Directions for this task: List each line of the data that holds the string "重定向方式".

Records provided:

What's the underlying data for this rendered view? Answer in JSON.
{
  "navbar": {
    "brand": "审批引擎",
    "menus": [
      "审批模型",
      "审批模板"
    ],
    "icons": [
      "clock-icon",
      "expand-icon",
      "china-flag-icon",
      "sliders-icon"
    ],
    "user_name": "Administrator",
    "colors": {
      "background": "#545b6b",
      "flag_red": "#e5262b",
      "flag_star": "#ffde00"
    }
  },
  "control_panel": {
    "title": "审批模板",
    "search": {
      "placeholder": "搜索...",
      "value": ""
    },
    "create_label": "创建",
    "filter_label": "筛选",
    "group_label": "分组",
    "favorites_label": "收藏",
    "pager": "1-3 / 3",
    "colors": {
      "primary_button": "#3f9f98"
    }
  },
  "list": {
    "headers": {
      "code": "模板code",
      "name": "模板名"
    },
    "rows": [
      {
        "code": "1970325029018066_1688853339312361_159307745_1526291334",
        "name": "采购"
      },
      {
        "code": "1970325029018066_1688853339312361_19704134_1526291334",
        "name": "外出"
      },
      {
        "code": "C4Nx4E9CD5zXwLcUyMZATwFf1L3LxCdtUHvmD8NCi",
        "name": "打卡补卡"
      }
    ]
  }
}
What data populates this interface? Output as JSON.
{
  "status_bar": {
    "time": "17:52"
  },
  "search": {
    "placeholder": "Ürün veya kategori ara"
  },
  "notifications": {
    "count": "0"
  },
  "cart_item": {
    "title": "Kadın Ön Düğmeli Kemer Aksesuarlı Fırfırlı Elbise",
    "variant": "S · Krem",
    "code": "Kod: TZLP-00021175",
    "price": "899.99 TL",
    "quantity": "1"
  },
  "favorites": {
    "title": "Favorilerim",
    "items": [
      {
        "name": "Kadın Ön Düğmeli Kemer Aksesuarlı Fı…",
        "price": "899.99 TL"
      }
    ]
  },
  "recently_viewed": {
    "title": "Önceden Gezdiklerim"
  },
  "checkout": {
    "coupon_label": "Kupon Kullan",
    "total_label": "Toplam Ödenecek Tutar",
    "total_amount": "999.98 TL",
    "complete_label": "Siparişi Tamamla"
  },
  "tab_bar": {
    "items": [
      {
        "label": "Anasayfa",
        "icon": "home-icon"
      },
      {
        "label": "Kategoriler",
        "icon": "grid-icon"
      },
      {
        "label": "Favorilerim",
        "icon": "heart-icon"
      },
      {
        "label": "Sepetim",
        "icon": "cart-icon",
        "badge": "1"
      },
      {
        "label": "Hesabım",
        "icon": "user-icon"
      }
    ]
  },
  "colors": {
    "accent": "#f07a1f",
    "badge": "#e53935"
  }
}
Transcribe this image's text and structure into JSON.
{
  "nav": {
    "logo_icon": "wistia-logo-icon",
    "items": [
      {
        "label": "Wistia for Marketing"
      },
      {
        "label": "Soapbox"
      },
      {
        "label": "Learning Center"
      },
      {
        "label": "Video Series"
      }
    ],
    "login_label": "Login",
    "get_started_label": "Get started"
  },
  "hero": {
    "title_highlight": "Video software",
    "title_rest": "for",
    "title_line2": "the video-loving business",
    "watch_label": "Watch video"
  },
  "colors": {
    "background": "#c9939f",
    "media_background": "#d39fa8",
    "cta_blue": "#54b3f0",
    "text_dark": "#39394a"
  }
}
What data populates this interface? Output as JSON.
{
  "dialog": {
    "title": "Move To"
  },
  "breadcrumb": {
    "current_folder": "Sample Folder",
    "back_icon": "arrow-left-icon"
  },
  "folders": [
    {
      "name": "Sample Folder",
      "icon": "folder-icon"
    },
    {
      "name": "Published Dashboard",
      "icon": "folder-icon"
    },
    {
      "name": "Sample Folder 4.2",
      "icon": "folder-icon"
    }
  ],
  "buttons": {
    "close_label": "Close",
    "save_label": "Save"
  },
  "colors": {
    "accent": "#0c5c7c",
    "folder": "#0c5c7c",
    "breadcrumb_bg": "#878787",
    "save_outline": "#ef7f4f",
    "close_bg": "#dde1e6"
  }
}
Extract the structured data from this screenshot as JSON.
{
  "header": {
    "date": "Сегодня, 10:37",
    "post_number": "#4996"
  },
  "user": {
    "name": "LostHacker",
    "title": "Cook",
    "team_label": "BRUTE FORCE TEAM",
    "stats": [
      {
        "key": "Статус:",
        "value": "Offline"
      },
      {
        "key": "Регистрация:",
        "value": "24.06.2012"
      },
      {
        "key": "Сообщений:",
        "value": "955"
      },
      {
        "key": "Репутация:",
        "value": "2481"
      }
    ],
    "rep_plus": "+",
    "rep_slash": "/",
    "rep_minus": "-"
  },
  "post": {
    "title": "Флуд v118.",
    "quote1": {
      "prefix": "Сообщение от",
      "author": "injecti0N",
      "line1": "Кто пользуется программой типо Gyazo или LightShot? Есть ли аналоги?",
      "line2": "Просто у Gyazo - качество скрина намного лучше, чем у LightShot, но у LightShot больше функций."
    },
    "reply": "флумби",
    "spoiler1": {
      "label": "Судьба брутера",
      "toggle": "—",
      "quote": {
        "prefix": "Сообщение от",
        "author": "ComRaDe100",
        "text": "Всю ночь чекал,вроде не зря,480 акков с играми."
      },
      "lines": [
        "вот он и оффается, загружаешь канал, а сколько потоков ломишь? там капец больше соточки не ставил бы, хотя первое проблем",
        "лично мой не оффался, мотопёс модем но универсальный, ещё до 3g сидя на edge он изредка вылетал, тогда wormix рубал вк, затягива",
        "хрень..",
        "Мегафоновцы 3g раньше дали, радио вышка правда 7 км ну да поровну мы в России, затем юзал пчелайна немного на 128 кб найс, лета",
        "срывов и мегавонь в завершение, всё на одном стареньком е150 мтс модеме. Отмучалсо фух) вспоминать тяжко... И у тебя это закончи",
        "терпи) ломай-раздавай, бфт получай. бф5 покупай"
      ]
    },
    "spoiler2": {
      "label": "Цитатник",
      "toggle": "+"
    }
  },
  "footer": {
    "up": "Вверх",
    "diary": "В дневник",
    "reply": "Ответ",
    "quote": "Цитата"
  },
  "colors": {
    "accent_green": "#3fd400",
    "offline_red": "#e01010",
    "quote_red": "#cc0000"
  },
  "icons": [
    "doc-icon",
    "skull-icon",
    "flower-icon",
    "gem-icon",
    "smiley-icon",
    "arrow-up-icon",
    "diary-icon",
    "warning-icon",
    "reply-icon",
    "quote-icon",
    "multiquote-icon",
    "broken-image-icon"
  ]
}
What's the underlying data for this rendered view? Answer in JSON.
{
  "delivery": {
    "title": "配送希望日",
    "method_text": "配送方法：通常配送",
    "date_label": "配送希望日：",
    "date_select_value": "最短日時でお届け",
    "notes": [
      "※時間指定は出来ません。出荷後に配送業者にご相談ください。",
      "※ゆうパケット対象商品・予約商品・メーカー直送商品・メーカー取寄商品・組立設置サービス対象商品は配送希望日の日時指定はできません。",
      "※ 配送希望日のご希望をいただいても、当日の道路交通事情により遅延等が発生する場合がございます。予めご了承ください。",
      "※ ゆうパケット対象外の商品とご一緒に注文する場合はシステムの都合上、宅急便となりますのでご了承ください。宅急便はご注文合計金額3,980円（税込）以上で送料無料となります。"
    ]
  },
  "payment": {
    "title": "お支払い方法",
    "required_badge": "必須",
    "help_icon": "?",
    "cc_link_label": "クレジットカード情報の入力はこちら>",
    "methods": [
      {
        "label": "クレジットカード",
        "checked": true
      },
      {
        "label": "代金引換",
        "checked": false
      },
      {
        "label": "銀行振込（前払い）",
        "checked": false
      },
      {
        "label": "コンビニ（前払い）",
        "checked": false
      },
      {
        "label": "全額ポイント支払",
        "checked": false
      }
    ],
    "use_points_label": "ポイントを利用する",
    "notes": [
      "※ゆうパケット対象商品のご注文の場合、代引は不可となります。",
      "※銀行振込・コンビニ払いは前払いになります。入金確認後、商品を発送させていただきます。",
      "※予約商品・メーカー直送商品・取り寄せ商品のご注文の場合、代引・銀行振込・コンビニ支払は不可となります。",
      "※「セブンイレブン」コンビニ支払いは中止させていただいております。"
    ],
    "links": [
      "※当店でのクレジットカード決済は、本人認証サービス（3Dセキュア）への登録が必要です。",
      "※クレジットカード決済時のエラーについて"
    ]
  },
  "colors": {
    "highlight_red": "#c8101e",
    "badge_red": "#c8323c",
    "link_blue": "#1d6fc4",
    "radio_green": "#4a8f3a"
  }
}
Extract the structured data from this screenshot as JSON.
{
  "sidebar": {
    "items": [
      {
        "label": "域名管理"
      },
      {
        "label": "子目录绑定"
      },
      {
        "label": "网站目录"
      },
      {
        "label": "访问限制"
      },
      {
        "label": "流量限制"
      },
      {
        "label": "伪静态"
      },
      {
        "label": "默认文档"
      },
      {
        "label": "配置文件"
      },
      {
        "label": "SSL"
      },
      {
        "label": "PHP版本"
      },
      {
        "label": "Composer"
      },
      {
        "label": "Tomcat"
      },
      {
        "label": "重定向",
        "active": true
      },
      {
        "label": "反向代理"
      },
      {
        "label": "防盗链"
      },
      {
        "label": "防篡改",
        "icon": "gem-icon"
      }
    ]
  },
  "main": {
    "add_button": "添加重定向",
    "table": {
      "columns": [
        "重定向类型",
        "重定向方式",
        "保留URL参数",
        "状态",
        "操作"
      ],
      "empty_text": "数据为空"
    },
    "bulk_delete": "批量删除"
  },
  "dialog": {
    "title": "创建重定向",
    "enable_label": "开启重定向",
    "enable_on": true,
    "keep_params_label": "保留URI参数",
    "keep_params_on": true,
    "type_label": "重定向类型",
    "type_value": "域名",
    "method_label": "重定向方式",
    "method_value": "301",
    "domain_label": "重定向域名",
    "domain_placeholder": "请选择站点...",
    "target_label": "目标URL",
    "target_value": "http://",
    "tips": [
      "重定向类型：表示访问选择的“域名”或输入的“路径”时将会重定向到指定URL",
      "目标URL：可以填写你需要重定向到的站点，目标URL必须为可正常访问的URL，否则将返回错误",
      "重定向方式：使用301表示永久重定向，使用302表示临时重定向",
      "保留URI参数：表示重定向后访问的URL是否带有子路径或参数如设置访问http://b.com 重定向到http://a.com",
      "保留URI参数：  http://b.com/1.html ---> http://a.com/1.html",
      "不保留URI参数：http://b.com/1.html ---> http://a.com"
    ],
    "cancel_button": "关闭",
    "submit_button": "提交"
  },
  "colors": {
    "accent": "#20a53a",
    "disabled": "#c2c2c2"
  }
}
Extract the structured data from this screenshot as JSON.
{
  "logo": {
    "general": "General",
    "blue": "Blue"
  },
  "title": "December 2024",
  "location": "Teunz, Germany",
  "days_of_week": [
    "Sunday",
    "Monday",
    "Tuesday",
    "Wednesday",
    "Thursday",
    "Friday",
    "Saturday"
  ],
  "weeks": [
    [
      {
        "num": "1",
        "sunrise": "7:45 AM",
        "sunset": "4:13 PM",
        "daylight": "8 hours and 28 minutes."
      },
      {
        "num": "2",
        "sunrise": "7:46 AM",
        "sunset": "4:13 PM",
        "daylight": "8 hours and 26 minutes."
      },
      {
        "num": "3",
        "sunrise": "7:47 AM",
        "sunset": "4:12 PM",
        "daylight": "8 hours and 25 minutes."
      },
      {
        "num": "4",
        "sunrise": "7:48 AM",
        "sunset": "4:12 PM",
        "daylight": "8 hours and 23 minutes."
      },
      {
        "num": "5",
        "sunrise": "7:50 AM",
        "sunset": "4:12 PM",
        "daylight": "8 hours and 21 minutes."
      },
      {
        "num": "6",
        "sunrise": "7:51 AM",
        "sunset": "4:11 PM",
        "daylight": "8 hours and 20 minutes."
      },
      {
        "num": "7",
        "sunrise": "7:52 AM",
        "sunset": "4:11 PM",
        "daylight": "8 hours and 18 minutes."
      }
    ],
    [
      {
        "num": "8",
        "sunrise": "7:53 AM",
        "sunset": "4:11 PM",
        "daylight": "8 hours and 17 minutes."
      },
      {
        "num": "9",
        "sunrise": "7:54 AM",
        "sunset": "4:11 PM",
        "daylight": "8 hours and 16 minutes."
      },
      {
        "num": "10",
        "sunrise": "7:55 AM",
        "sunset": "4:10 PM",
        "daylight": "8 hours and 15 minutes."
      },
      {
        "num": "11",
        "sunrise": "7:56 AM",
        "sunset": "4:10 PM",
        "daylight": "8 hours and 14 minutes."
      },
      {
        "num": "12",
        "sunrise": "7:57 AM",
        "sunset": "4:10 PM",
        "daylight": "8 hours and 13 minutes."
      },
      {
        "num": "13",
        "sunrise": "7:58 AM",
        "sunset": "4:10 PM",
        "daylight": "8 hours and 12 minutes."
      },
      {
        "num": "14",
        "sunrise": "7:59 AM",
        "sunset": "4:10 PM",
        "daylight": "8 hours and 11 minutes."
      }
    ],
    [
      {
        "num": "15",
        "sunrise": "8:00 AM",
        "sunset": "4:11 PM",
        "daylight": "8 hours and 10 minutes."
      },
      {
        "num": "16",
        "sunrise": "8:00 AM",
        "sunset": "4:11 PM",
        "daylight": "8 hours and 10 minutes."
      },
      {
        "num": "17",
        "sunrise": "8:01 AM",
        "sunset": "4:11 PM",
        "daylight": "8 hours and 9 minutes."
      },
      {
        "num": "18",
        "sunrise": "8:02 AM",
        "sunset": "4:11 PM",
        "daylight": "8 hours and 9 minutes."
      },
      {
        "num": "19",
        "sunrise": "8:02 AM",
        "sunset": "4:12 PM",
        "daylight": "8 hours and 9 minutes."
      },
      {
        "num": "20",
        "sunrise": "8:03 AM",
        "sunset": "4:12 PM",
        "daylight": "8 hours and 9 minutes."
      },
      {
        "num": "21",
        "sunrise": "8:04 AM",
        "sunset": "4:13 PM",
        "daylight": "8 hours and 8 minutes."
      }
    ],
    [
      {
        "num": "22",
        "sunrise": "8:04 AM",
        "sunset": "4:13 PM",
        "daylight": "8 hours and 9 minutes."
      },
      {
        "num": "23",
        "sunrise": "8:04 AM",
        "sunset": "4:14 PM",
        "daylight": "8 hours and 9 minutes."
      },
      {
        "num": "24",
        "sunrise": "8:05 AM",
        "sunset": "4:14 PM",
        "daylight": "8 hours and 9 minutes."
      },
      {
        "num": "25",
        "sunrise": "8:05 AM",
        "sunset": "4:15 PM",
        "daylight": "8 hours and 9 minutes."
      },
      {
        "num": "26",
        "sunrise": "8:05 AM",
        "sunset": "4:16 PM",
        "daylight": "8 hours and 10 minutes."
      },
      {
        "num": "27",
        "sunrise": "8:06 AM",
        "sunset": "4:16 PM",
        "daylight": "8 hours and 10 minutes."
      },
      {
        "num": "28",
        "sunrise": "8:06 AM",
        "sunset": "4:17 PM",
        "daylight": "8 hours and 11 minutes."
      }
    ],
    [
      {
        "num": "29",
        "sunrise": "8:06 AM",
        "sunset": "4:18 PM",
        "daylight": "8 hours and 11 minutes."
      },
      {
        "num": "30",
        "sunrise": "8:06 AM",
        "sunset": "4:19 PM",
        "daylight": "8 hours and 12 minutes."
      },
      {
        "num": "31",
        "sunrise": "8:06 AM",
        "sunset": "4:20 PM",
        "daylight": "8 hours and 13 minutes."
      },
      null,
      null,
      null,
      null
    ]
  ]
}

Solution below:
        "重定向方式",
    "method_label": "重定向方式",
      "重定向方式：使用301表示永久重定向，使用302表示临时重定向",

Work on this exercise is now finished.